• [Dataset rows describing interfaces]
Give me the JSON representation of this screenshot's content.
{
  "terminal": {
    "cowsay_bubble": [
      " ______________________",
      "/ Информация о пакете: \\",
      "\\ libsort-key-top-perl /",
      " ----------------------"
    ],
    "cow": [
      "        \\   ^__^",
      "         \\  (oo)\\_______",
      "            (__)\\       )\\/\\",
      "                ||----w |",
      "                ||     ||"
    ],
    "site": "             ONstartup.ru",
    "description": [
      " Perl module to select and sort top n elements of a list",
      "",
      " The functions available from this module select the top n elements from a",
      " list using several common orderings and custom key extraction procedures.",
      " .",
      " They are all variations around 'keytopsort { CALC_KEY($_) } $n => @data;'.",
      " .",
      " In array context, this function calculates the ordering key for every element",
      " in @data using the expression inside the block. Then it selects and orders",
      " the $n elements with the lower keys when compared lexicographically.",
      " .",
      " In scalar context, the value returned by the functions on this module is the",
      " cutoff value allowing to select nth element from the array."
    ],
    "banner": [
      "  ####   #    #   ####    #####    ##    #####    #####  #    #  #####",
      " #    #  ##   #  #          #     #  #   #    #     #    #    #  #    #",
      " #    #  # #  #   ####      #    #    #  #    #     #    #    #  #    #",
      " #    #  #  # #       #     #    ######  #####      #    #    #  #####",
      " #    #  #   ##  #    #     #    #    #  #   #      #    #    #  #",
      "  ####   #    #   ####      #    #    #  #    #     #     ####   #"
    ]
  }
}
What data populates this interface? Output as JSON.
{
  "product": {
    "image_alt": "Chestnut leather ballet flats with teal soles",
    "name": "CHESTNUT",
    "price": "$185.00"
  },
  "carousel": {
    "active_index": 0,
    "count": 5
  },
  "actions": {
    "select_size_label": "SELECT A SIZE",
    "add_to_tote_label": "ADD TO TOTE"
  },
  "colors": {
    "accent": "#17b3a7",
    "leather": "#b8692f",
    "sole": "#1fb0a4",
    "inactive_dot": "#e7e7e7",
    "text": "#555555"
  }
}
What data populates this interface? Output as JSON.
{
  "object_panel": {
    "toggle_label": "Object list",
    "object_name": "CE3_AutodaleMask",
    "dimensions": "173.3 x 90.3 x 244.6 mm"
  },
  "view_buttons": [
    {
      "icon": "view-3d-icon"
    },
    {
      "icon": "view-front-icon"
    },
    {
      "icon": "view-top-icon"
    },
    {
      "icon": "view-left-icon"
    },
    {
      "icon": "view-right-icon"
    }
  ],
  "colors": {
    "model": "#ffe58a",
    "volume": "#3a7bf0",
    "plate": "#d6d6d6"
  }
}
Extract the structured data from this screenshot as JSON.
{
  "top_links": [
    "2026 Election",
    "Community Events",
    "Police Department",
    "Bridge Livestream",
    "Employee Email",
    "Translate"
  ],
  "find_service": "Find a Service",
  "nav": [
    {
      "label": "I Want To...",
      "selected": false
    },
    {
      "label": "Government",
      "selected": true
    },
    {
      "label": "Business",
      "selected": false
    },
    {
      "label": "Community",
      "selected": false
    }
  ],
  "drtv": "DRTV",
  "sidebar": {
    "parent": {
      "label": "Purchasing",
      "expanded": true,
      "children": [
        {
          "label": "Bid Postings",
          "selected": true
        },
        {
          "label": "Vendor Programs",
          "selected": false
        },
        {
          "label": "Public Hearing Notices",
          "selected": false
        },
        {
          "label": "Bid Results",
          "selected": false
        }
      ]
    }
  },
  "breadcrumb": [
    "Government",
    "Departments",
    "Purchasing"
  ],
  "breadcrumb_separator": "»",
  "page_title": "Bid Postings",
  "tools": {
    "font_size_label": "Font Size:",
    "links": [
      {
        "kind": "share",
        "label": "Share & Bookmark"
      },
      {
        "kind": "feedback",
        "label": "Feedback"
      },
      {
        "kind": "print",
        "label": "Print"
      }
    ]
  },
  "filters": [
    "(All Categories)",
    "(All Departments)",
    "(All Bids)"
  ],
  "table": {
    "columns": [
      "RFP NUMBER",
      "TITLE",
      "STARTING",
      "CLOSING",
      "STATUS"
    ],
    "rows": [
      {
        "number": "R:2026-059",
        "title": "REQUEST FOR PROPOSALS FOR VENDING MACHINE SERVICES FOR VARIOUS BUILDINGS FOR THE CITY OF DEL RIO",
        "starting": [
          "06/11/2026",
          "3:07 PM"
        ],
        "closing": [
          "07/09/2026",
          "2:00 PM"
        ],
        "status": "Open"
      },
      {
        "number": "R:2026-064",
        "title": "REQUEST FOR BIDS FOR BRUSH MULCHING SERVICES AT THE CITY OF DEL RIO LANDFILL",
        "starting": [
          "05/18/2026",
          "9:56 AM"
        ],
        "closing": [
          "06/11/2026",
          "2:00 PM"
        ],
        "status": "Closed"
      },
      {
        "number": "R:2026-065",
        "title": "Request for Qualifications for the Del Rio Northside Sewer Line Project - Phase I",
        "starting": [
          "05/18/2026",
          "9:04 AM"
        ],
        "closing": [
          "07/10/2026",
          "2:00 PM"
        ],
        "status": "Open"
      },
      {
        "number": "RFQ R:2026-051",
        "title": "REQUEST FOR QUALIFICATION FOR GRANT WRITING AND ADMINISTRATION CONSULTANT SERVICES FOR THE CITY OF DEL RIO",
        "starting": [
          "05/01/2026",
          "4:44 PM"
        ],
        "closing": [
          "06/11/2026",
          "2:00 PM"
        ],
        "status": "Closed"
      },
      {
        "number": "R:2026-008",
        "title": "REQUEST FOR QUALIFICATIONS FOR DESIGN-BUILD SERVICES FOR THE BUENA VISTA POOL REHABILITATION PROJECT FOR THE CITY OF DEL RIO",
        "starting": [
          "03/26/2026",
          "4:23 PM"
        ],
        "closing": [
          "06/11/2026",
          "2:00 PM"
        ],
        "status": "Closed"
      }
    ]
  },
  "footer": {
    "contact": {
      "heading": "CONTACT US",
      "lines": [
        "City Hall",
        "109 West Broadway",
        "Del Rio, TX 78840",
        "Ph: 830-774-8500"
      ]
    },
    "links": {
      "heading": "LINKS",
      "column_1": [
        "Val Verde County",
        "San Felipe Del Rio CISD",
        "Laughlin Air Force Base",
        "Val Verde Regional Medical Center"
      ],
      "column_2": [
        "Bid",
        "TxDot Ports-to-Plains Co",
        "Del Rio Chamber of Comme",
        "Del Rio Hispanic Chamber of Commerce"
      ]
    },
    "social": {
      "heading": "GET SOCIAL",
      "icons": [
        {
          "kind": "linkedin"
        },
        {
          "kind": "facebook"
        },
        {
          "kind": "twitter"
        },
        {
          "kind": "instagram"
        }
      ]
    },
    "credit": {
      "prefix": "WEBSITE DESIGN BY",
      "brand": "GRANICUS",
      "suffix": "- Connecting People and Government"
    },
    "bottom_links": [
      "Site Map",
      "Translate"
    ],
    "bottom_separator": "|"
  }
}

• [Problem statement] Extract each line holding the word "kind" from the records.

• [Solution for this exercise]
        "kind": "share",
        "kind": "feedback",
        "kind": "print",
          "kind": "linkedin"
          "kind": "facebook"
          "kind": "twitter"
          "kind": "instagram"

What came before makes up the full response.